Nitrogen fertilization is essential for proper plant development. Its lack leads to diminished growth and so decreased crop production.
In order to plan crop fertilization, farmers perform constant soil testing of random soil samples for nitrogen soil concentration. Given the low accuracy level, testing relies on agricultural values.
Fearing inadequate soil nitrogen concentration, there is a tendency to over-fertilize, which results in high cost, soil and air pollution, etc.
So far, the exact nitrogen concentration needed for each individual crop has not been thoroughly examined.
The attached study was carried out by researchers headed by Dr. Ilya Gelfand from the Sde Boker campus of BGU. An ICA grant enabled the acquisition of a special instrument for accurate soil
nitrogen testing and crop-optimum calculation. The experiment was implemented in the fields of Kibbutz Urim on carrots, a major crop in the Western Negev.
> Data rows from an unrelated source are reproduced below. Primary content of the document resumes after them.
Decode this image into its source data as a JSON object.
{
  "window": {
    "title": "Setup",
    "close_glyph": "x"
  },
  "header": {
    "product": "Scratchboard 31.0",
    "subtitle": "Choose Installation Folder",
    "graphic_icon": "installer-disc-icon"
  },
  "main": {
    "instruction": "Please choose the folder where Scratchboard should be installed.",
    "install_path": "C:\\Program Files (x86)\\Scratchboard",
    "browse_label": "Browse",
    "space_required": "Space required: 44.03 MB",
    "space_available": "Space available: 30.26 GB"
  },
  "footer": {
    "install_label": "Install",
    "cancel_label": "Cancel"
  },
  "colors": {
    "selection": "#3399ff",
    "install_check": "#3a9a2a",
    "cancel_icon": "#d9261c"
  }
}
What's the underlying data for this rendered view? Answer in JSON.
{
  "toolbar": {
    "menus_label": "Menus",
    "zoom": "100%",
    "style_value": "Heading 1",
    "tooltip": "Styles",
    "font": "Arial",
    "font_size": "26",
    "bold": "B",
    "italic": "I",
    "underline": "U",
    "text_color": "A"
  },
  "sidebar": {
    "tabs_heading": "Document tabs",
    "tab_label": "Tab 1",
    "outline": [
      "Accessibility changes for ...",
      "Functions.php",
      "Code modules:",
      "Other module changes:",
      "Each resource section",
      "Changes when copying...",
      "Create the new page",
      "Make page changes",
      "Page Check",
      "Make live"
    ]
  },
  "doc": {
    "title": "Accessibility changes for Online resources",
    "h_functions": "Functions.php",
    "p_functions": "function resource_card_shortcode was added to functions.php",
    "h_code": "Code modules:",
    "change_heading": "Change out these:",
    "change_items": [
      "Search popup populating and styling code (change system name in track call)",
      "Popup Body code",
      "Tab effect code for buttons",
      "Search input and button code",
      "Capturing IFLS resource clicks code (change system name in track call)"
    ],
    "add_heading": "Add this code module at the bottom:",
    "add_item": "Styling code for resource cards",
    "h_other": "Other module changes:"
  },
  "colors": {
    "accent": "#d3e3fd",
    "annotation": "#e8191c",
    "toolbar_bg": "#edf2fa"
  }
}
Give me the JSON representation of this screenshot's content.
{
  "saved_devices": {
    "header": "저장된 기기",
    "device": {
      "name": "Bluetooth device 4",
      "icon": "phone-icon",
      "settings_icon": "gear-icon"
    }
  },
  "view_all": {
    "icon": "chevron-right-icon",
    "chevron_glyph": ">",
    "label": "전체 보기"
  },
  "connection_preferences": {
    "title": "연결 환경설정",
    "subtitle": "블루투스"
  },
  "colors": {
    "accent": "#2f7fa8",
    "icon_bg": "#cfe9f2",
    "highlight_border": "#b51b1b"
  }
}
This research led to an updated growth and fertilization protocol for carrots. Until then, nitrogen fertilization had been based on a wasteful protocol that resulted in damage.